In The Things They Carried by Tim O’Brien, ambiguity is used to enforce the character of the story. O’Brien communicates the struggle of being on the battlefield, however it wasn’t a choice but a matter of abstract selection in which he couldn’t deny. O’Brien uses series of fear, the savage of the war on the soldiers and how the over certain fear. Repetition of the emphasize the ambiguity of dead. O’Brien fears going to war, he was about to risk his life.
In this chapter, O’Brien used repetition, a motif, and symbolism to stress the futility of the Vietnam war. First off, the word “Rain” is repeated numerous times throughout the chapter. This repetitious motif symbolizes war, as the war is all around, like how the word is all around the chapter. Furthermore, O’Brien used “Rain” when referring to everlasting events in the story, alongside setting a sad tone (war is never a happy event). For instance, during the hard trek through the waterlogged Song Tra Bong, the rain pounded on the men as they sought out Kiowa.
The guy wasn’t Heidi- he has a weapon, right?” (126) However, by giving insight on the man’s life, the reader learns that similarly to O’Brien, the man he killed originally had no intention of fighting. He wanted to be a scholar. The collections of short stories in “The Things They Carried” come together to show how complex war can be.
This shows that they did not care for the death of that man. Also, everyone had mixed feelings about the death of one of their own, Ted Lavender. Kiowa really did not know what to feel when he discovered about Lavender’s death. For example, the story mentions, “He wished he could find some great sadness, or even anger, but the emotion wasn’t there and he couldn’t make it happen” (O’Brien 306).
When Lyman was looking at the picture it dawned on him, unlike the car, Henry cannot be repaired. The dark truth behind the mental image of Henry’s brother shows that his soul did not return back from Vietnam. Lyman’s avoidance of the photograph shows the murkiness behind the photograph. His detail of the photograph creates a mental image of Henry’s suffering and distance from reality he could never overcome. He hides this photograph in his closet because he would never get to understand what his brother went through while being imprisoned.

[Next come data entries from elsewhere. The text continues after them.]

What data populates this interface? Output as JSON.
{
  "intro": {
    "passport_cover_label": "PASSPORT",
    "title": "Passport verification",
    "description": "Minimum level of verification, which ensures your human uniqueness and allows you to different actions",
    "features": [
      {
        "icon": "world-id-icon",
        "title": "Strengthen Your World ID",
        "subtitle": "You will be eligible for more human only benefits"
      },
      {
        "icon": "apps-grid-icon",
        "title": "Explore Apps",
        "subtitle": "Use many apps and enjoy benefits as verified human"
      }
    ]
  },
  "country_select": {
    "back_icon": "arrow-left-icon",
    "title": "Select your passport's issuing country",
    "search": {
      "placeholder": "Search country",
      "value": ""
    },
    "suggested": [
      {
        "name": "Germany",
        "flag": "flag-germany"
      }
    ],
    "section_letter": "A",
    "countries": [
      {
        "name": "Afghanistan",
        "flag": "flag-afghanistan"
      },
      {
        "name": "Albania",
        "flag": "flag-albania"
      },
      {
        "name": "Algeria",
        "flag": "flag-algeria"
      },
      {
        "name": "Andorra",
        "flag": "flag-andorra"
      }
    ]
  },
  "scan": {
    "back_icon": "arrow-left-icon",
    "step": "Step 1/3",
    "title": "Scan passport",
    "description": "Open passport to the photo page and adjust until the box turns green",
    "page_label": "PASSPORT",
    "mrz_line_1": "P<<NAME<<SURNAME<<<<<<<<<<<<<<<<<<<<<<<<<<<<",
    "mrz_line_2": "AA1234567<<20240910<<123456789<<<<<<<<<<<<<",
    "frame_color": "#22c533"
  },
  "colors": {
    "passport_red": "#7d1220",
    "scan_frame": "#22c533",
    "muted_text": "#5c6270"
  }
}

In the chapter “The Man I Killed” O’Brien killed a man he felt should not have been killed. Kiowa helps O’Brien through it. “I'm serious. Nothing anybody could do. Come on, stop staring” (O’Brien 120).
This chapter “The Ghost Soldiers”, showed us how Tim O’Brien and the other soldiers were dealing with the war both physically and psychologically. It also shows us how the Tim O'Brien behaved and felt when he was shot, wounded and had a bacteria infection on his butt and how the war changed the way he thought, and viewed the other soldiers around him. This chapter also contain a lot of psychological lens. From the way Tim O’Brien felt when he was shot and separated from his unit to a new unit to when he wanted revenge on Bobby Jorgenson for almost “killing” him.